EXERCISE GOAL: Show every line of the data below that includes the word "outline".

*** EXTRACTED INFORMATION Section Begins ***

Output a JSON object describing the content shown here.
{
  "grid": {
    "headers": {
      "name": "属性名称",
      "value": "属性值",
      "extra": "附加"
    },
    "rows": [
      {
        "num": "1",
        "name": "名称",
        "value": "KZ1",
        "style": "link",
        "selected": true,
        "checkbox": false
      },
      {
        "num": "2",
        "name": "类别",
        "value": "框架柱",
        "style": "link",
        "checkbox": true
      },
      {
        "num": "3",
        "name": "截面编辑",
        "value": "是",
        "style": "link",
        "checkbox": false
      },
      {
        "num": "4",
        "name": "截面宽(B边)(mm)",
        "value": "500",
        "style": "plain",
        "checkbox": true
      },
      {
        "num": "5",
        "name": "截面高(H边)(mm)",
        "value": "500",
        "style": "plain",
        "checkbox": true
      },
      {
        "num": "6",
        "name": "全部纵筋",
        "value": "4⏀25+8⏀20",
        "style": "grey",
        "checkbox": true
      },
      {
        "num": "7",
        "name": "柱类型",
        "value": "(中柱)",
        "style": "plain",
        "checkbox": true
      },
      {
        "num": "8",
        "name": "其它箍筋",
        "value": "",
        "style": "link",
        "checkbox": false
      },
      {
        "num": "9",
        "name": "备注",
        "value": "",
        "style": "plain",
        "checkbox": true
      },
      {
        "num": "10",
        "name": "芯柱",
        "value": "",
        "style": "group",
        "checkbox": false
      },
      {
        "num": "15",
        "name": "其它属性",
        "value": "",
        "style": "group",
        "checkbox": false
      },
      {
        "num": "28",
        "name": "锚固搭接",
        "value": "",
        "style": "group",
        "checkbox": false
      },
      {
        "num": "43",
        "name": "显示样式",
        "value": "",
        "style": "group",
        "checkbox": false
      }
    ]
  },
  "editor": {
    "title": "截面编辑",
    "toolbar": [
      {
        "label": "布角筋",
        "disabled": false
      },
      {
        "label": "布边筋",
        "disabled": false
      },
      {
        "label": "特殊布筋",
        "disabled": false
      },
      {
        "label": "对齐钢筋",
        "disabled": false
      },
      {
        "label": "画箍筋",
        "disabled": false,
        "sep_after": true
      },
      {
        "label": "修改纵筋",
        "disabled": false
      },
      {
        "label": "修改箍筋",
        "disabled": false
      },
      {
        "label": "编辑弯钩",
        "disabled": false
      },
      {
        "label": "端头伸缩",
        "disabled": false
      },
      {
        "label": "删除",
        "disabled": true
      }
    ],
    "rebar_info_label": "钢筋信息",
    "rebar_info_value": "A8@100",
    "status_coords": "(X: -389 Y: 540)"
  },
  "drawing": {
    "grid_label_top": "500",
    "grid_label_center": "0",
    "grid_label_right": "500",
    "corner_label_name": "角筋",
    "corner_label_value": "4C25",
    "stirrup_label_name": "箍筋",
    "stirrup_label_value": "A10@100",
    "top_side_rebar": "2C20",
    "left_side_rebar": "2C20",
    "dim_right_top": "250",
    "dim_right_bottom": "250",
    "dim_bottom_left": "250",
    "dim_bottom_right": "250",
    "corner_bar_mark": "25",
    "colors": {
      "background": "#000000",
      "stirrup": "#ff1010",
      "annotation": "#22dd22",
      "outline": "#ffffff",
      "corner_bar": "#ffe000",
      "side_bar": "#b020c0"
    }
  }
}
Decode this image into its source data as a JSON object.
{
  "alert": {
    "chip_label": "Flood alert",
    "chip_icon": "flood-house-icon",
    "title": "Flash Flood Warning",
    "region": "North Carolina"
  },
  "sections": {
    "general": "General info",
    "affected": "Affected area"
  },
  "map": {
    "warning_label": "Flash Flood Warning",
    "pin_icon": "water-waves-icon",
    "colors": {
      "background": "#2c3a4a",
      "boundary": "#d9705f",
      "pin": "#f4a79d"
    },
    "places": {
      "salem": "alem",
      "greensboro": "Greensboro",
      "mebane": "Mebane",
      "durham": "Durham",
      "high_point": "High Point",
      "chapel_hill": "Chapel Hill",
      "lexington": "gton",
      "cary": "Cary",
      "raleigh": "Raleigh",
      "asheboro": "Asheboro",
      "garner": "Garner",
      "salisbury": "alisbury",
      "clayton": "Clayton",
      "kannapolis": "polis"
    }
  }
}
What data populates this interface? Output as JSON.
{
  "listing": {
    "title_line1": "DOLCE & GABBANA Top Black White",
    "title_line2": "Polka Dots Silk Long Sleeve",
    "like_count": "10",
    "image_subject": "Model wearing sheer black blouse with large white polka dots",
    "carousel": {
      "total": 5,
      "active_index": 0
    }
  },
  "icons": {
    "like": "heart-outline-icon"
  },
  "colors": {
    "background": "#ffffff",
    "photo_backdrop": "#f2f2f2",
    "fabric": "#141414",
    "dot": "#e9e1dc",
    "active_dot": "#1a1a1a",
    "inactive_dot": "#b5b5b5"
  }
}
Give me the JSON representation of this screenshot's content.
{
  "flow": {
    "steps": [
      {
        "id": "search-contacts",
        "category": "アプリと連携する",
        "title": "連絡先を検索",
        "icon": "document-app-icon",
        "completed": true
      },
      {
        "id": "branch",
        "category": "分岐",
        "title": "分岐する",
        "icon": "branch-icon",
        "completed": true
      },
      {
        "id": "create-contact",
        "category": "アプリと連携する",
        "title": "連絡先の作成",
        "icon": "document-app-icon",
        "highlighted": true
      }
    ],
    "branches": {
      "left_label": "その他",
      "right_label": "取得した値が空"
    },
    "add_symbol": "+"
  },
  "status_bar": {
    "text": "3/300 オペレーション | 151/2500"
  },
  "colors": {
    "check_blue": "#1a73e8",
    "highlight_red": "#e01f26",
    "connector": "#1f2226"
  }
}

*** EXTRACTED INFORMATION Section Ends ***

TASK RESPONSE:
      "outline": "#ffffff",
    "like": "heart-outline-icon"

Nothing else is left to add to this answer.